In 1934 he published his most commercially successful work, I, Claudius. Using classical sources he constructed a complex and compelling tale of the life of the Roman emperor Claudius, a tale extended in the sequel Claudius the God (1935). Another historical novel by Graves, Count Belisarius (1938), recounts the career of the Byzantine general Belisarius.
Graves and Laura Riding left Majorca in 1936 at the outbreak of the Spanish Civil War. In 1939, they moved to the United States and took lodging in New Hope, Pennsylvania. Their volatile relationship was described in non-fiction by Richard Perceval Graves in Robert Graves: 1927-1940, The Years with Laura and T.S. Matthews‘ book Jacks or Better (1977), and also was the basis for Miranda Seymour‘s novel The Summer of ’39 (1998).
After returning to England, Graves began a relationship with Beryl Hodge, then the wife of Alan Hodge, his collaborator on The Long Week-End (1941) and The Reader Over Your Shoulder (1943; republished in 1947 as The Use and Abuse of the English Language). In 1946 he and his new wife Beryl re-established a home in Deià, Majorca. 1946 also saw the publication of the historical novel King Jesus.
In 1955, he published The Greek Myths, containing translations and interpretations. His translations are well respected and continue to dominate the English-language market for mythography, whereas some of his unconventional interpretations and etymologies are dismissed by classicists but have provoked more research into the topics he raised.
Graves dismissed the reactions of classical scholars, arguing that by definition they lacked the poetic capacity to forensically examine mythology.
Graves died in December 1985 at the age of 90, following a long illness and gradual mental degeneration. He and Beryl are buried in the small churchyard on the hill in Deia, overlooking the sea on the northwest coast of Majorca.
Graves had eight children: Jenny, David, Catherine (who married nuclear scientist Clifford Dalton), and Sam with Nancy Nicholson; and William, Lucia (also a translator), Juan, and Tomas with Beryl Graves.

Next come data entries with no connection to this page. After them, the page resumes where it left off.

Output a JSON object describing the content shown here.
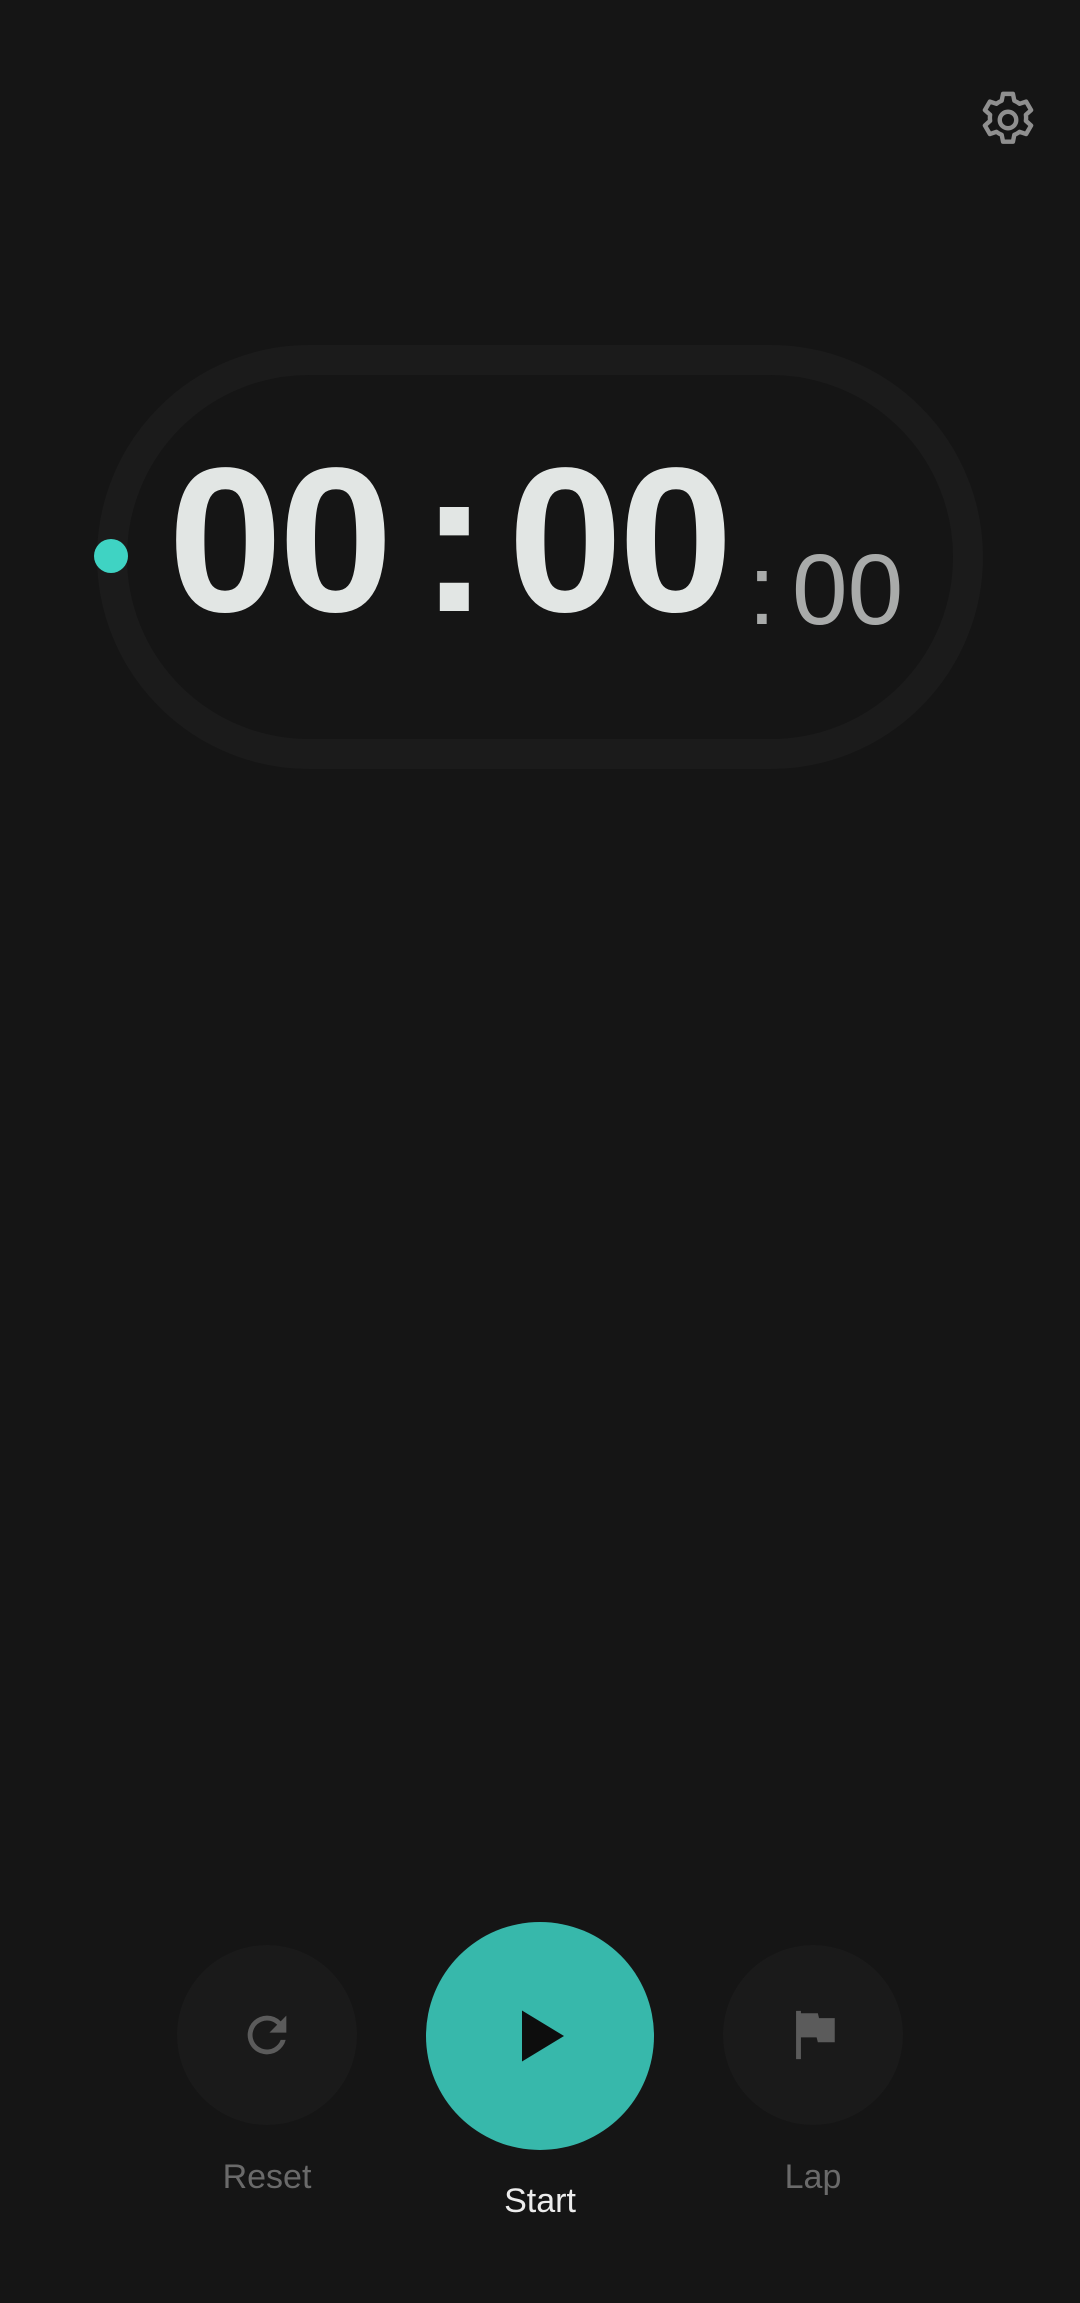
{
  "toolbar": {
    "settings_icon": "gear-icon"
  },
  "timer": {
    "minutes": "00",
    "separator": ":",
    "seconds": "00",
    "centi_separator": ":",
    "centiseconds": "00",
    "progress_fraction": 0,
    "accent_color": "#3fd3c3"
  },
  "controls": {
    "reset_label": "Reset",
    "reset_icon": "refresh-icon",
    "start_label": "Start",
    "start_icon": "play-icon",
    "lap_label": "Lap",
    "lap_icon": "flag-icon",
    "primary_color": "#37b8ab"
  }
}
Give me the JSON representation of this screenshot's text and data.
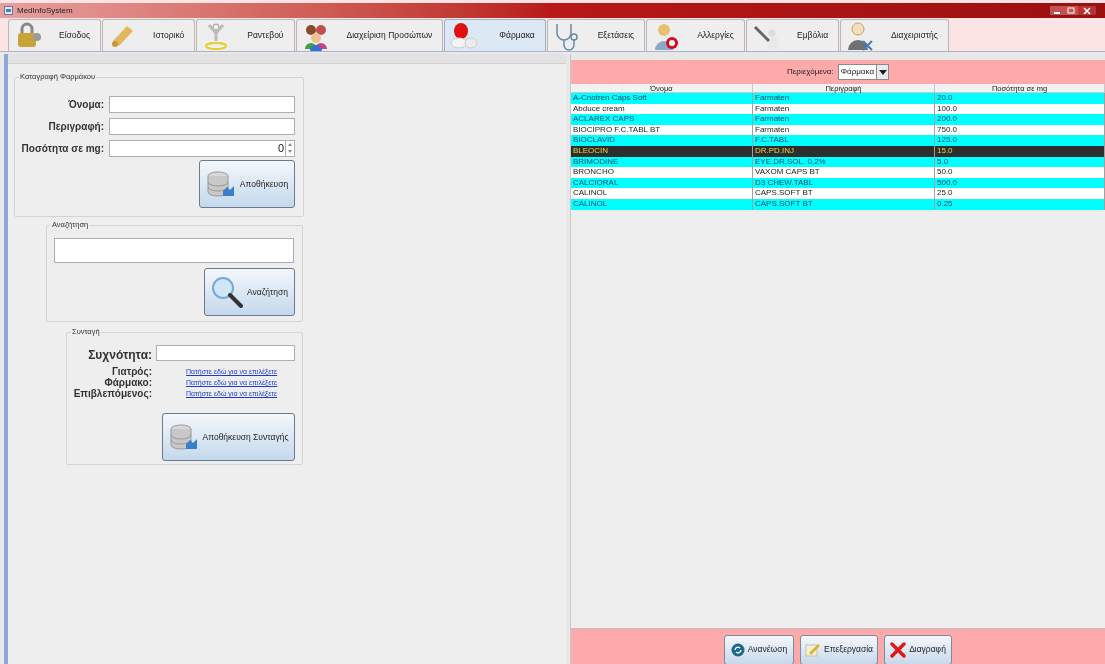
{
  "window": {
    "title": "MedInfoSystem"
  },
  "tabs": [
    {
      "label": "Είσοδος",
      "selected": false
    },
    {
      "label": "Ιστορικό",
      "selected": false
    },
    {
      "label": "Ραντεβού",
      "selected": false
    },
    {
      "label": "Διαχείριση Προσώπων",
      "selected": false
    },
    {
      "label": "Φάρμακα",
      "selected": true
    },
    {
      "label": "Εξετάσεις",
      "selected": false
    },
    {
      "label": "Αλλεργίες",
      "selected": false
    },
    {
      "label": "Εμβόλια",
      "selected": false
    },
    {
      "label": "Διαχειριστής",
      "selected": false
    }
  ],
  "drug_form": {
    "title": "Καταγραφή Φαρμάκου",
    "name_label": "Όνομα:",
    "description_label": "Περιγραφή:",
    "quantity_label": "Ποσότητα σε mg:",
    "quantity_value": "0",
    "save_button": "Αποθήκευση"
  },
  "search": {
    "title": "Αναζήτηση",
    "button": "Αναζήτηση"
  },
  "prescription": {
    "title": "Συνταγή",
    "frequency_label": "Συχνότητα:",
    "pickers": [
      {
        "label": "Γιατρός:",
        "link": "Πατήστε εδώ για να επιλέξετε"
      },
      {
        "label": "Φάρμακο:",
        "link": "Πατήστε εδώ για να επιλέξετε"
      },
      {
        "label": "Επιβλεπόμενος:",
        "link": "Πατήστε εδώ για να επιλέξετε"
      }
    ],
    "save_button": "Αποθήκευση Συνταγής"
  },
  "contents": {
    "label": "Περιεχόμενα:",
    "value": "Φάρμακα"
  },
  "table": {
    "columns": [
      "Όνομα",
      "Περιγραφή",
      "Ποσότητα σε mg"
    ],
    "rows": [
      {
        "cells": [
          "A-Cnotren Caps Soft",
          "Farmaten",
          "20.0"
        ],
        "selected": false
      },
      {
        "cells": [
          "Abduce cream",
          "Farmaten",
          "100.0"
        ],
        "selected": false
      },
      {
        "cells": [
          "ACLAREX CAPS",
          "Farmaten",
          "200.0"
        ],
        "selected": false
      },
      {
        "cells": [
          "BIOCIPRO F.C.TABL BT",
          "Farmaten",
          "750.0"
        ],
        "selected": false
      },
      {
        "cells": [
          "BIOCLAVID",
          "F.C.TABL",
          "125.0"
        ],
        "selected": false
      },
      {
        "cells": [
          "BLEOCIN",
          "DR.PD.INJ",
          "15.0"
        ],
        "selected": true
      },
      {
        "cells": [
          "BRIMODINE",
          "EYE.DR.SOL. 0,2%",
          "5.0"
        ],
        "selected": false
      },
      {
        "cells": [
          "BRONCHO",
          "VAXOM CAPS BT",
          "50.0"
        ],
        "selected": false
      },
      {
        "cells": [
          "CALCIORAL",
          "D3 CHEW.TABL",
          "500.0"
        ],
        "selected": false
      },
      {
        "cells": [
          "CALINOL",
          "CAPS.SOFT BT",
          "25.0"
        ],
        "selected": false
      },
      {
        "cells": [
          "CALINOL",
          "CAPS.SOFT BT",
          "0.25"
        ],
        "selected": false
      }
    ]
  },
  "actions": [
    "Ανανέωση",
    "Επεξεργασία",
    "Διαγραφή"
  ]
}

Robert Graves stepbrother Philip Perceval Graves 1876 – 1953 was a British journalist and writer. While working as a foreign correspondent of The Times in Constantinople, he exposed The Protocols of the Elders of Zion as an antisemitic plagiarism, fraud, and Hoax.